National Water-Quality Assessment (NAWQA) Project
Past studies have detected pesticides in surface waters in all regions of the nation. Of the hundreds of pesticide compounds that have been used in the United States, however, only 98 pesticides and 20 pesticide transformation products were included as analytes in the reviewed studies. Of these 118 compounds, 76 were detected in one or more surface water sites in at least one study. In Figure 3, detection frequencies for herbicides and insecticides are compared with agricultural use. The detection frequencies shown are for compounds targeted at numerous sites in the reviewed studies. Absence of a pesticide in Figure 3 does not necessarily mean that it does not occur in surface waters, but often that it was not studied.
In general, herbicides have been detected more frequently than insecticides, consistent with the greater use of herbicides. The most frequently detected herbicides include several triazines (atrazine, cyanazine, and simazine), acetanilides (metolachlor and alachlor), and 2,4-D. These compounds are among the highest in current agricultural use. Trifluralin and butylate were detected less frequently, despite relatively high use. These are volatile compounds that are usually incorporated into the soil when applied -- two factors that reduce the likelihood of transport to surface waters.

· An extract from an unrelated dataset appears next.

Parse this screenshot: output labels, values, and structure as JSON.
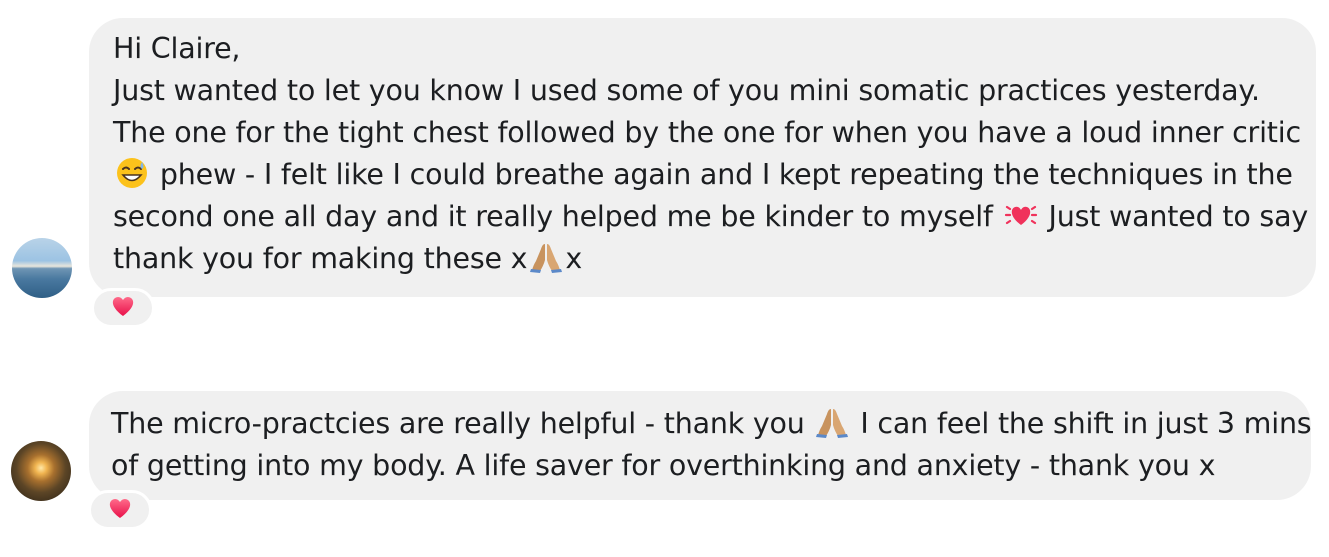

Many of the insecticides studied were rarely detected because of low use. Some with relatively high use were rarely detected for other reasons. For example, toxaphene has a high detection limit and aldrin degrades to dieldrin after application. The most frequently detected insecticides that are currently used are carbofuran and diazinon. Some organochlorine compounds that are no longer used were among the most frequently detected insecticides. While many of these detections occurred in studies conducted in the 1960's and 1970's, these compounds have also been detected in surface waters in more recent studies. This results from their storage in the bed sediments of rivers and lakes and their continued inputs from the atmosphere and soil contaminated from past agricultural applications.
While data are sparse in some areas of the nation, pesticide occurrence in surface waters is relatively well documented in the Mississippi River Basin and other parts of the Midwest. Several large regional studies have been conducted recently in this area. These include a 1989-90 survey of 147 streams in the Midwest, a study of the Mississippi River and six major tributaries during 1991-92, and a 1992 study of 76 Midwestern reservoirs. In addition, several Lake Erie tributaries have been monitored from 1983 to the present. All of these studies targeted triazine and acetanilide herbicides, several pesticide transformation products, and insecticides and other herbicides used in the Midwest. Herbicides were detected at nearly all sites in these studies, with atrazine, metolachlor, alachlor, cyanazine, and deethylatrazine (an atrazine transformation product) detected most frequently. Maximum concentrations of these compounds were in the micrograms per liter range, with concentrations generally highest in the smallest rivers. Herbicides of other chemical classes and insecticides were observed less frequently and at much lower concentrations in these studies.